Brazil's president, Luiz Inacio Lula da Silva, is asking neighboring countries to join forces the fight against drug trafficking and organized crime. The president's appeal follows a recent report showing the flow of drugs from Colombia, through Paraguay into Brazil is rising.

Speaking in a national radio address Monday, Brazil's President Luiz Inacio Lula da Silva asked neighboring countries to work together to combat drug trafficking and organized crime. He says fighting illegal drugs and crime should be a regional effort.

The president said other countries should get involved in the fight against illegal drugs.

Mr. da Silva's appeal follows a recent front-page newspaper report detailing an intricate drug smuggling ring involving neighboring countries Colombia and Paraguay.

National newspaper O Globo reported Colombian rebels are flying tons of cocaine to Paraguay each year. The drugs are then driven across the porous border into western Brazil. From there, the illegal narcotics make their way to Brazil's major cities for local distribution and for shipment to Europe and elsewhere.

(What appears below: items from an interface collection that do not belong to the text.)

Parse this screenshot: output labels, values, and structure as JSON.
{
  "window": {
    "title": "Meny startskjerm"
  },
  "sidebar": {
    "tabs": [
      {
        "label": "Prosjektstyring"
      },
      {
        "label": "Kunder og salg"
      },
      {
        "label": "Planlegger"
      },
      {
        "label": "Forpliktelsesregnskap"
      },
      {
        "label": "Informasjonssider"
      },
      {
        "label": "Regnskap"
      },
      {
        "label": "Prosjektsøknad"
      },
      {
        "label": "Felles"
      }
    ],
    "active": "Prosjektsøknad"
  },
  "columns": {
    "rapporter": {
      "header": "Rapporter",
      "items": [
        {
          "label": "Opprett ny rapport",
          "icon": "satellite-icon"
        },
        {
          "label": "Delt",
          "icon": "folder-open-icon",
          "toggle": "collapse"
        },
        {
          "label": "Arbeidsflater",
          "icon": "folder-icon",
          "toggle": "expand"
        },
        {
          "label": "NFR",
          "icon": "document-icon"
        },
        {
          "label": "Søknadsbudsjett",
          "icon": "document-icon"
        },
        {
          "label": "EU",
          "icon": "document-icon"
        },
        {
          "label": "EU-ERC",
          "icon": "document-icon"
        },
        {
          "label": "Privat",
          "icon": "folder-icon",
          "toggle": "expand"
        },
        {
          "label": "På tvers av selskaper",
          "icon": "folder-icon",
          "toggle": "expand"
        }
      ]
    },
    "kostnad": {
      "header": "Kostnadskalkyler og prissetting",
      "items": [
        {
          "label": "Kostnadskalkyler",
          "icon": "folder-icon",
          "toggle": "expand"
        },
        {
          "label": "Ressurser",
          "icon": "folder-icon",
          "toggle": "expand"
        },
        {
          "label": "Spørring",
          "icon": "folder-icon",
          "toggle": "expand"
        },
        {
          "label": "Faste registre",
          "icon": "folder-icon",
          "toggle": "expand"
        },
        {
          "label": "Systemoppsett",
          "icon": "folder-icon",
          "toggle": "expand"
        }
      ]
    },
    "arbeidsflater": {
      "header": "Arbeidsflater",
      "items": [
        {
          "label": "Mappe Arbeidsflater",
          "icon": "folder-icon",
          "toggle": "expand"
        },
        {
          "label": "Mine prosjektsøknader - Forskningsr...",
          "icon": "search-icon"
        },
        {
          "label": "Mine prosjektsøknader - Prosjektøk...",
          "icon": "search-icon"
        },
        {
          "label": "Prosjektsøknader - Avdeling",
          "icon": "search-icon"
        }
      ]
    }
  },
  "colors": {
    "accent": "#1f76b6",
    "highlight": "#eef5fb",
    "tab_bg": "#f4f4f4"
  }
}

According to O Globo, leftist rebels from the Revolutionary Armed Forces of Colombia, or FARC, are shipping 40-60 metric tons of cocaine annually to farms in Paraguay owned by Brazilian druglords. In exchange for drugs, the newspaper reports, the Brazilians supply the Colombian rebels with guns and other weapons.

The FARC has been fighting the Colombian government for over 40 years.

Before his arrest in November 2004 in Paraguay, Brazilian druglord Ivan Carlos Mendes Mesquita was the main link between the FARC and the Brazilian drug trade. The U.S. government has called his capture a significant accomplishment.